“Mass Tram America’s proposed tram route from Troutdale to Mt. Hood would likely have to go through the Columbia River Gorge Scenic area, which is adjacent to Troutdale,” said Robert Canfield, Troutdale City Councilor, in an e-mail. “I doubt the Columbia River Gorge Commission would allow such an intrusion into this environmentally sensitive area.”
Still, Troutdale mayor Paul Thalhofer is willing to listen. “It is an interesting concept, and we’d be open to anything if it makes practical sense,” he says. “But so far they haven’t shown us something that would work. Still, in my day we heard about things like Flash Gordon, Buck Rogers, and Star Wars, all of which sounded pretty far out at the time, but are less far off now. We can’t limit our thinking by saying it won’t work.”
Others say that while Mass Tram might be successful on a small scale, constructing a national system may be too grand an endeavor. Traditionally, monorails have run short distances. Seattle Center Monorail, built for the 1962 World’s Fair, spans one mile, and the 14-year-old Strip monorail in Las Vegas extends about four miles. Even Japan’s popular Tokyo-Haneda line and its metropolitan Osaka route run a mere 11 and 15 miles, respectively. “[Mass Tram] would only make sense if you have a very dense traffic corridor and it runs between two big cities in a distance of more than 300 miles and less than about 800 miles,” says Daniel Sperling, director of the Institute of Transportation Studies at the University of California, Davis. “Even still, it would be expensive to build the infrastructure, and it would require government subsidies. No transit system pays its own way.”

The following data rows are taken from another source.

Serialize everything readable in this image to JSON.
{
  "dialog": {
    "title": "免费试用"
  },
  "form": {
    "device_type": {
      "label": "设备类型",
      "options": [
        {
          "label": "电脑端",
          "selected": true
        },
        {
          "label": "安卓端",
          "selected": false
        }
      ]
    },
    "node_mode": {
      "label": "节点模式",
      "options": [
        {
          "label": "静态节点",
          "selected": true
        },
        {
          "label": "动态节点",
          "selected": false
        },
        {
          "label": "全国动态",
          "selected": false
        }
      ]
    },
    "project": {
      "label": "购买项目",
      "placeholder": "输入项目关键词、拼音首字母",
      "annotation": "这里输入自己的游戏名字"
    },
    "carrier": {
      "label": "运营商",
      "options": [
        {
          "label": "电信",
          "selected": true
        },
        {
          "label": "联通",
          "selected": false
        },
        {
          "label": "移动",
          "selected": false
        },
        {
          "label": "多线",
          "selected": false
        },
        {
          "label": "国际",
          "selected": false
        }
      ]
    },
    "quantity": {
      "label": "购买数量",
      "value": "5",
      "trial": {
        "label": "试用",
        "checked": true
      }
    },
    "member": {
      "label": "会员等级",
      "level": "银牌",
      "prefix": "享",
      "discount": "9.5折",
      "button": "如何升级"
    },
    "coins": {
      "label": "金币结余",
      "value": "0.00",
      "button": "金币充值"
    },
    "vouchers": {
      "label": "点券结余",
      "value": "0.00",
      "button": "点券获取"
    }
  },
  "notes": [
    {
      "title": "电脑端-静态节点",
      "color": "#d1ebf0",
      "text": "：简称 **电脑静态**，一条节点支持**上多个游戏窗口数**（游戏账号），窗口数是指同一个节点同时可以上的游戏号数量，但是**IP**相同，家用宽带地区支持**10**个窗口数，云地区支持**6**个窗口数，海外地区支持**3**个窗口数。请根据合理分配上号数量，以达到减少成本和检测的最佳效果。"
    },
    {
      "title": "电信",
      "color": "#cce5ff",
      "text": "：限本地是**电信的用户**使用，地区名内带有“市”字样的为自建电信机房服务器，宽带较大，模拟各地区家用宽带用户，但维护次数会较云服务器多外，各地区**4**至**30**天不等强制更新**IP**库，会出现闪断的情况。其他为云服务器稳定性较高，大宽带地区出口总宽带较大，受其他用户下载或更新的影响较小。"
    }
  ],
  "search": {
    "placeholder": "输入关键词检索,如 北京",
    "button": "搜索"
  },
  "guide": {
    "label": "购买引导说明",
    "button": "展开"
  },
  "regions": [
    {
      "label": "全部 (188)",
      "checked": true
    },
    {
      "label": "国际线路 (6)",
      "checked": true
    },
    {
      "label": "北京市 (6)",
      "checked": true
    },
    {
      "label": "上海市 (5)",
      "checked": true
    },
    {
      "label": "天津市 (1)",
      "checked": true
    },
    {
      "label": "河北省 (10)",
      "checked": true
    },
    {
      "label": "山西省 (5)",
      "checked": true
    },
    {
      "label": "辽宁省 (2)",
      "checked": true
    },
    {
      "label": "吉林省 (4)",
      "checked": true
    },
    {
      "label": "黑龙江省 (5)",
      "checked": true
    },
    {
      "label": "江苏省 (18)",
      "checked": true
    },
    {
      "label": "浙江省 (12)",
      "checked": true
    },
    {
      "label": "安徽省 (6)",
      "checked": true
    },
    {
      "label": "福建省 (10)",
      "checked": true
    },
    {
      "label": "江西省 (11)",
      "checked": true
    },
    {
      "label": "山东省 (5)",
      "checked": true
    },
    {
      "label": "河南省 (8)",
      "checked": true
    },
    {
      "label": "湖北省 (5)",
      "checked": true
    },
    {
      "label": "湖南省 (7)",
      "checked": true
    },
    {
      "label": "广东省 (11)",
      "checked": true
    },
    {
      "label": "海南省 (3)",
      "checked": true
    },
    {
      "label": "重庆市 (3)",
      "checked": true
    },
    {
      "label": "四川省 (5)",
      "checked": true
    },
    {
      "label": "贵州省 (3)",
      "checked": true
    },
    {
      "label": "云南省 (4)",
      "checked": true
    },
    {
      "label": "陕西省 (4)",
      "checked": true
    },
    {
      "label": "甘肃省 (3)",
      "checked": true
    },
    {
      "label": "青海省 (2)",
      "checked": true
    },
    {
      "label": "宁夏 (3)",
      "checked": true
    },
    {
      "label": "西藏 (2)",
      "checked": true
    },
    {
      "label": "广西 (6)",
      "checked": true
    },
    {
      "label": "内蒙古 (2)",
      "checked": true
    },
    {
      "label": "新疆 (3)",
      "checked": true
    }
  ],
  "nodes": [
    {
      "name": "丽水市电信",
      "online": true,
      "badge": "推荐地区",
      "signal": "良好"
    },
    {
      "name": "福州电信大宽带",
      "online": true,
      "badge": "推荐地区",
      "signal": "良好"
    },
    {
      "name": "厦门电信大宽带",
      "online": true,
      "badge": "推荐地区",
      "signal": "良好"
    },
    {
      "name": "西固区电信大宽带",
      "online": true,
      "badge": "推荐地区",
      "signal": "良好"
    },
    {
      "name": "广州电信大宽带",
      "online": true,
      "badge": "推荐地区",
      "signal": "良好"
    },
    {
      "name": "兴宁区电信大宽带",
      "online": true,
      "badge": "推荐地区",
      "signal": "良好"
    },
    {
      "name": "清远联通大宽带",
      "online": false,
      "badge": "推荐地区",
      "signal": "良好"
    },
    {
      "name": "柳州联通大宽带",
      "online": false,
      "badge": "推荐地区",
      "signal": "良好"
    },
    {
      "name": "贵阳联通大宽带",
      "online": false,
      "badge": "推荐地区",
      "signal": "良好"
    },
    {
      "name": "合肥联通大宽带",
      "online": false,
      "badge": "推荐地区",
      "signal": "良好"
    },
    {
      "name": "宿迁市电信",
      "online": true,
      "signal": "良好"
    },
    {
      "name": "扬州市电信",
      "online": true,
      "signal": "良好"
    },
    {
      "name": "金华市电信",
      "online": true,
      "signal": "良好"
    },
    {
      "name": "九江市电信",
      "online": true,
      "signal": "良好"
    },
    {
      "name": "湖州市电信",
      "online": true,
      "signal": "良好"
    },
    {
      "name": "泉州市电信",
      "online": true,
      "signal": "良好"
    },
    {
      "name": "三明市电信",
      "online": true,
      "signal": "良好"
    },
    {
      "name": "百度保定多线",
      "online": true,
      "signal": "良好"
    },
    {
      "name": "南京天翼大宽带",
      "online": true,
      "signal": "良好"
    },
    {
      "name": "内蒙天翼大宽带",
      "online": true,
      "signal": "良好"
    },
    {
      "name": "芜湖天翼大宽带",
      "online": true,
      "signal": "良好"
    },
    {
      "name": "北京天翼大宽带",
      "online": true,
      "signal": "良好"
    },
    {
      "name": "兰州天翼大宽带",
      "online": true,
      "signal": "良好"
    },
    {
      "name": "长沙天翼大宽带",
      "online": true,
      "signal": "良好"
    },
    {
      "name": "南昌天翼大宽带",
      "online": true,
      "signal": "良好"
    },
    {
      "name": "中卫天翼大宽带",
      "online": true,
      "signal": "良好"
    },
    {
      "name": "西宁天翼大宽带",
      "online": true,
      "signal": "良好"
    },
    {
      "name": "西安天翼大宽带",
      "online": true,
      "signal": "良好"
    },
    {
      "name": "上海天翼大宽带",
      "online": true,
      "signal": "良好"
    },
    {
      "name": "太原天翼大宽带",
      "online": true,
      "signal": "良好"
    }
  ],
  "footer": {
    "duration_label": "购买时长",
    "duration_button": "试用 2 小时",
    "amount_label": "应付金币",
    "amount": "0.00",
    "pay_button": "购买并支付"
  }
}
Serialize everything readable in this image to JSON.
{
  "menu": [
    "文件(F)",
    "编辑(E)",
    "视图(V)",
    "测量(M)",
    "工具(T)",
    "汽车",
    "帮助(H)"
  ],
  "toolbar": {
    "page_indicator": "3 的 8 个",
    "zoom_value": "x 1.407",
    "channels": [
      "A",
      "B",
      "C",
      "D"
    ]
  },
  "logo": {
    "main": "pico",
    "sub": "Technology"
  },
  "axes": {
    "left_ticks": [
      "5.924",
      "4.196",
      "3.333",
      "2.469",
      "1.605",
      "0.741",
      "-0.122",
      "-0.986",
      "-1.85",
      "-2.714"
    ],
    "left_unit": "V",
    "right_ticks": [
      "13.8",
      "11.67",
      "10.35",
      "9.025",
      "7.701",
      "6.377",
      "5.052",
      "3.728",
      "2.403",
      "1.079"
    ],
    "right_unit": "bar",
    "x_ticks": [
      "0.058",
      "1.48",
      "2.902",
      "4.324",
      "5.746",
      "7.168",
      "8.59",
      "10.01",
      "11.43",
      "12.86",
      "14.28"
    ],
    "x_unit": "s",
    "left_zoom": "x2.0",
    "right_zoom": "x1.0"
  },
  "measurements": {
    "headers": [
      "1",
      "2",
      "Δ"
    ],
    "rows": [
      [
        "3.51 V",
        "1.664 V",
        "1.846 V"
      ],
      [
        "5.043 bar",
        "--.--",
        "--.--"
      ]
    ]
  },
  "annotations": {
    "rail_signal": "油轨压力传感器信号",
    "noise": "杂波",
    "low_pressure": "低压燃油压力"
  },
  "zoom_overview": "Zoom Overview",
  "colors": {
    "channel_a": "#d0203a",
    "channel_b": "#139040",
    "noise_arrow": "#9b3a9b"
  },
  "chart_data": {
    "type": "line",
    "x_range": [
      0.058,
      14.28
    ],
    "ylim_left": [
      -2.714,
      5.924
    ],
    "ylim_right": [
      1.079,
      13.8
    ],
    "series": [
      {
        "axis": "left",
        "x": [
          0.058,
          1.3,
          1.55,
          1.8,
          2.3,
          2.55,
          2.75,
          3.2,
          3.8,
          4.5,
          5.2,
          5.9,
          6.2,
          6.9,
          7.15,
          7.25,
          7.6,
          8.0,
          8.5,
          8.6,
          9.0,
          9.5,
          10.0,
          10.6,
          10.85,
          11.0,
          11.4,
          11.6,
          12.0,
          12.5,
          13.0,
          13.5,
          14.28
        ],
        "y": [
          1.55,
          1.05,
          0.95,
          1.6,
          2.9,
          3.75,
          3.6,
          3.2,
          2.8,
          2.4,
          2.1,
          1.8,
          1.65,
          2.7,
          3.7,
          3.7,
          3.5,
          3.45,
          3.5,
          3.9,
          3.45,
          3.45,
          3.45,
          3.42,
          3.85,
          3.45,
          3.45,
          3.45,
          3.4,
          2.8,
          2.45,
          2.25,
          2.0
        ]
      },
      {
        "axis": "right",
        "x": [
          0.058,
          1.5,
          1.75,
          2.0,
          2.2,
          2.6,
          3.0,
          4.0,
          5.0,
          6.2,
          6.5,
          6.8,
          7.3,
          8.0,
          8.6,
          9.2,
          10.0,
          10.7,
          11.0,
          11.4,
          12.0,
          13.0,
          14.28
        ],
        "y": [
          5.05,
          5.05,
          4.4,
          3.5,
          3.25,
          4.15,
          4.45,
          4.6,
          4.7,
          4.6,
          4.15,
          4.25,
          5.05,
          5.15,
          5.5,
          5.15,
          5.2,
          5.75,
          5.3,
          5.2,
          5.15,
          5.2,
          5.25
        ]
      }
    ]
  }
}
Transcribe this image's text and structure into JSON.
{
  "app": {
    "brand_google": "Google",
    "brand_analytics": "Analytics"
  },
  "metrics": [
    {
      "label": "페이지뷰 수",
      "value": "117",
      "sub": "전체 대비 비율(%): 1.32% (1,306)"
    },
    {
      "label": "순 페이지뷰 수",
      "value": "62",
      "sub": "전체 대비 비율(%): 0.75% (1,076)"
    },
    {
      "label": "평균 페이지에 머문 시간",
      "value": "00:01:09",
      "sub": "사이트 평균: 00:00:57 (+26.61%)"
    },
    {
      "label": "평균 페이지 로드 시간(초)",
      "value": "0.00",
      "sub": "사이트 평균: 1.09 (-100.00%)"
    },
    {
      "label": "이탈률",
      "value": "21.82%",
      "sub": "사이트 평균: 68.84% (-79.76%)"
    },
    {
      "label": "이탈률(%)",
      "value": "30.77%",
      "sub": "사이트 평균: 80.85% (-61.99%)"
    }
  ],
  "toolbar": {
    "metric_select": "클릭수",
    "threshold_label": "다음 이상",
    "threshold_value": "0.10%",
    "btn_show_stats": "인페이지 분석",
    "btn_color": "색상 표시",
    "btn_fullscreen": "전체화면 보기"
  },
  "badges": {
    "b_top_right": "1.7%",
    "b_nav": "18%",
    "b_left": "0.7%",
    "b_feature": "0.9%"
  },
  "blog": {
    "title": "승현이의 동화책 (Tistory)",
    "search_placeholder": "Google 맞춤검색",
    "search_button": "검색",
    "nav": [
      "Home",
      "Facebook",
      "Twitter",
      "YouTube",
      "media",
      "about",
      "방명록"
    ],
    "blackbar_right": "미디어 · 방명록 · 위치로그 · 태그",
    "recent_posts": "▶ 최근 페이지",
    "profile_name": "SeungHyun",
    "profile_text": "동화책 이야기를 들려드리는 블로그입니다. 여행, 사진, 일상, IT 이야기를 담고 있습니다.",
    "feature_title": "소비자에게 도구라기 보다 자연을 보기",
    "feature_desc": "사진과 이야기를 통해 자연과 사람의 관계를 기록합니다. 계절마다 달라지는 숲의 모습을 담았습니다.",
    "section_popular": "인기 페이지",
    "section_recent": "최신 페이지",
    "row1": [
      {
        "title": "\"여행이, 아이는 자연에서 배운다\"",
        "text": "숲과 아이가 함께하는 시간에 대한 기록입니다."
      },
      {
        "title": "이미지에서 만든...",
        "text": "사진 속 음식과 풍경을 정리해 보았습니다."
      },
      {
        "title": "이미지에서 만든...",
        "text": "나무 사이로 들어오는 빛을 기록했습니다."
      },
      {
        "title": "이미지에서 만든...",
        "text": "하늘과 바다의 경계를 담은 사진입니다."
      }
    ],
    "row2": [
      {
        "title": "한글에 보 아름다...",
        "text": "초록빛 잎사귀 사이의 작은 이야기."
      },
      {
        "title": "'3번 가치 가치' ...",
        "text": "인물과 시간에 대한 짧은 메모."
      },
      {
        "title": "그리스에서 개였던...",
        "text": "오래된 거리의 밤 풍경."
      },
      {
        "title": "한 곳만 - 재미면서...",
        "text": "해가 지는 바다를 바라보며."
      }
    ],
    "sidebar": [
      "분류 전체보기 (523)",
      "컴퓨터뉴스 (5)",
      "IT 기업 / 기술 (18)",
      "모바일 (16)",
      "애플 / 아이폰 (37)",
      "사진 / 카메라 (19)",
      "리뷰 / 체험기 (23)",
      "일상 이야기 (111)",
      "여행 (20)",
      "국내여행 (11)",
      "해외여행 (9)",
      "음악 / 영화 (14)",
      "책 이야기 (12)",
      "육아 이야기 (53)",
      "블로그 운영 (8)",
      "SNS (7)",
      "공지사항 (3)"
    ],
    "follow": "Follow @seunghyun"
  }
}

At this point, the designs for Mass Tram America are still being finalized and the company is looking for more investors. But the little startup has big plans: Missler hopes to build a national system within two decades of launching the first prototype.
Story by Dianna Dilworth. This article originally appeared in Plenty in October 2007.